■ **What you have to do**:
Each line below should be quoted exactly, please.

****

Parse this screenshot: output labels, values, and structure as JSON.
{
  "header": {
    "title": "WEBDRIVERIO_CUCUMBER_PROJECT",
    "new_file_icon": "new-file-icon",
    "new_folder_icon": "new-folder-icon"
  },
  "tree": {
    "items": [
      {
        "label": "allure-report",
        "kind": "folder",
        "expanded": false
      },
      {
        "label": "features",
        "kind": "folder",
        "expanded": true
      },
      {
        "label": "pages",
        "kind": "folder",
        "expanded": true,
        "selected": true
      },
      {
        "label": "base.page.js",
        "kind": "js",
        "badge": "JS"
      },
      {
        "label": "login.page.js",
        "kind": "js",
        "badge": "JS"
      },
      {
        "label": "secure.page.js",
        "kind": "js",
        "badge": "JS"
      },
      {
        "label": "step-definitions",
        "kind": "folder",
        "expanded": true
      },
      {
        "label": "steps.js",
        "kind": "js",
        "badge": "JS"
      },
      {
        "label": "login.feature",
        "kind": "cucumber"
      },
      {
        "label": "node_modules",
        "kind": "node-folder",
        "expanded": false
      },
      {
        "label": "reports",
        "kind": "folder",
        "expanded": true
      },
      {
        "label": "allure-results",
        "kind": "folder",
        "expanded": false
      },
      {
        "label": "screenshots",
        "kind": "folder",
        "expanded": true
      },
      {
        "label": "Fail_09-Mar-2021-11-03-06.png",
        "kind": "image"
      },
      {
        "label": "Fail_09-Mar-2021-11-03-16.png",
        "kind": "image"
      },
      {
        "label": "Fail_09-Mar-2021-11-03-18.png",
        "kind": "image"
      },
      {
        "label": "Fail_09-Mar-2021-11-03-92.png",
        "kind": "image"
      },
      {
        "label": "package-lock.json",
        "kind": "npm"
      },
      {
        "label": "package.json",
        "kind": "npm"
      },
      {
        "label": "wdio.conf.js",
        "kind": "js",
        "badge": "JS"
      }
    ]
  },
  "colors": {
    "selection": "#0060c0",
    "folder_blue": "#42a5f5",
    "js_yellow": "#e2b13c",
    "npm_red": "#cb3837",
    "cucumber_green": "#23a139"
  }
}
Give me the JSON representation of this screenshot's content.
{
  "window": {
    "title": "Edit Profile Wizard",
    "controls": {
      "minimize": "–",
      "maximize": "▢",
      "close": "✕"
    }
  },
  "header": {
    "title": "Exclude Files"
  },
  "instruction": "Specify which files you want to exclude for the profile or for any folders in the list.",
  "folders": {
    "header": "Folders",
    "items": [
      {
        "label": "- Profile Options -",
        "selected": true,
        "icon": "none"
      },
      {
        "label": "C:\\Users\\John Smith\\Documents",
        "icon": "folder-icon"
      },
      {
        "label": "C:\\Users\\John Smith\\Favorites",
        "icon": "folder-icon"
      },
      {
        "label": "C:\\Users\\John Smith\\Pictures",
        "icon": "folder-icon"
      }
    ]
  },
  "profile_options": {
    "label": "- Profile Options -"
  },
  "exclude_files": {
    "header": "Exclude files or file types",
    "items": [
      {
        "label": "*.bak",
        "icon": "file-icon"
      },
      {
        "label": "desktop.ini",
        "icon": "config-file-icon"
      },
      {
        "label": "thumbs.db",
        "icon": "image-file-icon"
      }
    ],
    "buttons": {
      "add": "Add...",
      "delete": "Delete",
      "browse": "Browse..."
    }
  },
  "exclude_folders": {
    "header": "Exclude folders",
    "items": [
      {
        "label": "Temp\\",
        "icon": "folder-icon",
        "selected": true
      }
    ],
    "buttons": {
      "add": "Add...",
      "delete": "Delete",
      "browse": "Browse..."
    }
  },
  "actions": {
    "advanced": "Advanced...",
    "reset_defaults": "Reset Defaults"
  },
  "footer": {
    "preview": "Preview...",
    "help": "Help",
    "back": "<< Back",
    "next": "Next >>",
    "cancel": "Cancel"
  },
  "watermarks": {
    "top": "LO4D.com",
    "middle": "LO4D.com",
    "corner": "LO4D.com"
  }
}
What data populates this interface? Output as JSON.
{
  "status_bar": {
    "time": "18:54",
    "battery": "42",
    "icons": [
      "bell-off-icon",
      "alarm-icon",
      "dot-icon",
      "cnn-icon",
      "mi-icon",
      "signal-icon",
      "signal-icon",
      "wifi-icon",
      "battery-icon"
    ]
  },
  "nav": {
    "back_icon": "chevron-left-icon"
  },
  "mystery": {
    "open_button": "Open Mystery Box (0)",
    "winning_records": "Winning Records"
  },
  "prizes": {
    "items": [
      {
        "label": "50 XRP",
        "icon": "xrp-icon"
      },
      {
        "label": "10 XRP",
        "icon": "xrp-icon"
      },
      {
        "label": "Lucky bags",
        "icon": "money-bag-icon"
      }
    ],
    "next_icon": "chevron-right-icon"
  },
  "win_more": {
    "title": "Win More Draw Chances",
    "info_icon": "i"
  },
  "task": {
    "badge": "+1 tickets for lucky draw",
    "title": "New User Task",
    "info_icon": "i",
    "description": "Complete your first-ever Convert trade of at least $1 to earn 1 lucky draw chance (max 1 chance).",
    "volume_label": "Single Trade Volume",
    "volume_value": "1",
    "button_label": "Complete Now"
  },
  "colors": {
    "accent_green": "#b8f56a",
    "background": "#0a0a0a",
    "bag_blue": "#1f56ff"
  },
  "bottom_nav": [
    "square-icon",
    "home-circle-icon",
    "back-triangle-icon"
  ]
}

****

■ **Answer to this task**:
Parse this screenshot: output labels, values, and structure as JSON.
{
  "header": {
    "title": "WEBDRIVERIO_CUCUMBER_PROJECT",
    "new_file_icon": "new-file-icon",
    "new_folder_icon": "new-folder-icon"
  },
  "tree": {
    "items": [
      {
        "label": "allure-report",
        "kind": "folder",
        "expanded": false
      },
      {
        "label": "features",
        "kind": "folder",
        "expanded": true
      },
      {
        "label": "pages",
        "kind": "folder",
        "expanded": true,
        "selected": true
      },
      {
        "label": "base.page.js",
        "kind": "js",
        "badge": "JS"
      },
      {
        "label": "login.page.js",
        "kind": "js",
        "badge": "JS"
      },
      {
        "label": "secure.page.js",
        "kind": "js",
        "badge": "JS"
      },
      {
        "label": "step-definitions",
        "kind": "folder",
        "expanded": true
      },
      {
        "label": "steps.js",
        "kind": "js",
        "badge": "JS"
      },
      {
        "label": "login.feature",
        "kind": "cucumber"
      },
      {
        "label": "node_modules",
        "kind": "node-folder",
        "expanded": false
      },
      {
        "label": "reports",
        "kind": "folder",
        "expanded": true
      },
      {
        "label": "allure-results",
        "kind": "folder",
        "expanded": false
      },
      {
        "label": "screenshots",
        "kind": "folder",
        "expanded": true
      },
      {
        "label": "Fail_09-Mar-2021-11-03-06.png",
        "kind": "image"
      },
      {
        "label": "Fail_09-Mar-2021-11-03-16.png",
        "kind": "image"
      },
      {
        "label": "Fail_09-Mar-2021-11-03-18.png",
        "kind": "image"
      },
      {
        "label": "Fail_09-Mar-2021-11-03-92.png",
        "kind": "image"
      },
      {
        "label": "package-lock.json",
        "kind": "npm"
      },
      {
        "label": "package.json",
        "kind": "npm"
      },
      {
        "label": "wdio.conf.js",
        "kind": "js",
        "badge": "JS"
      }
    ]
  },
  "colors": {
    "selection": "#0060c0",
    "folder_blue": "#42a5f5",
    "js_yellow": "#e2b13c",
    "npm_red": "#cb3837",
    "cucumber_green": "#23a139"
  }
}
Give me the JSON representation of this screenshot's content.
{
  "window": {
    "title": "Edit Profile Wizard",
    "controls": {
      "minimize": "–",
      "maximize": "▢",
      "close": "✕"
    }
  },
  "header": {
    "title": "Exclude Files"
  },
  "instruction": "Specify which files you want to exclude for the profile or for any folders in the list.",
  "folders": {
    "header": "Folders",
    "items": [
      {
        "label": "- Profile Options -",
        "selected": true,
        "icon": "none"
      },
      {
        "label": "C:\\Users\\John Smith\\Documents",
        "icon": "folder-icon"
      },
      {
        "label": "C:\\Users\\John Smith\\Favorites",
        "icon": "folder-icon"
      },
      {
        "label": "C:\\Users\\John Smith\\Pictures",
        "icon": "folder-icon"
      }
    ]
  },
  "profile_options": {
    "label": "- Profile Options -"
  },
  "exclude_files": {
    "header": "Exclude files or file types",
    "items": [
      {
        "label": "*.bak",
        "icon": "file-icon"
      },
      {
        "label": "desktop.ini",
        "icon": "config-file-icon"
      },
      {
        "label": "thumbs.db",
        "icon": "image-file-icon"
      }
    ],
    "buttons": {
      "add": "Add...",
      "delete": "Delete",
      "browse": "Browse..."
    }
  },
  "exclude_folders": {
    "header": "Exclude folders",
    "items": [
      {
        "label": "Temp\\",
        "icon": "folder-icon",
        "selected": true
      }
    ],
    "buttons": {
      "add": "Add...",
      "delete": "Delete",
      "browse": "Browse..."
    }
  },
  "actions": {
    "advanced": "Advanced...",
    "reset_defaults": "Reset Defaults"
  },
  "footer": {
    "preview": "Preview...",
    "help": "Help",
    "back": "<< Back",
    "next": "Next >>",
    "cancel": "Cancel"
  },
  "watermarks": {
    "top": "LO4D.com",
    "middle": "LO4D.com",
    "corner": "LO4D.com"
  }
}
What data populates this interface? Output as JSON.
{
  "status_bar": {
    "time": "18:54",
    "battery": "42",
    "icons": [
      "bell-off-icon",
      "alarm-icon",
      "dot-icon",
      "cnn-icon",
      "mi-icon",
      "signal-icon",
      "signal-icon",
      "wifi-icon",
      "battery-icon"
    ]
  },
  "nav": {
    "back_icon": "chevron-left-icon"
  },
  "mystery": {
    "open_button": "Open Mystery Box (0)",
    "winning_records": "Winning Records"
  },
  "prizes": {
    "items": [
      {
        "label": "50 XRP",
        "icon": "xrp-icon"
      },
      {
        "label": "10 XRP",
        "icon": "xrp-icon"
      },
      {
        "label": "Lucky bags",
        "icon": "money-bag-icon"
      }
    ],
    "next_icon": "chevron-right-icon"
  },
  "win_more": {
    "title": "Win More Draw Chances",
    "info_icon": "i"
  },
  "task": {
    "badge": "+1 tickets for lucky draw",
    "title": "New User Task",
    "info_icon": "i",
    "description": "Complete your first-ever Convert trade of at least $1 to earn 1 lucky draw chance (max 1 chance).",
    "volume_label": "Single Trade Volume",
    "volume_value": "1",
    "button_label": "Complete Now"
  },
  "colors": {
    "accent_green": "#b8f56a",
    "background": "#0a0a0a",
    "bag_blue": "#1f56ff"
  },
  "bottom_nav": [
    "square-icon",
    "home-circle-icon",
    "back-triangle-icon"
  ]
}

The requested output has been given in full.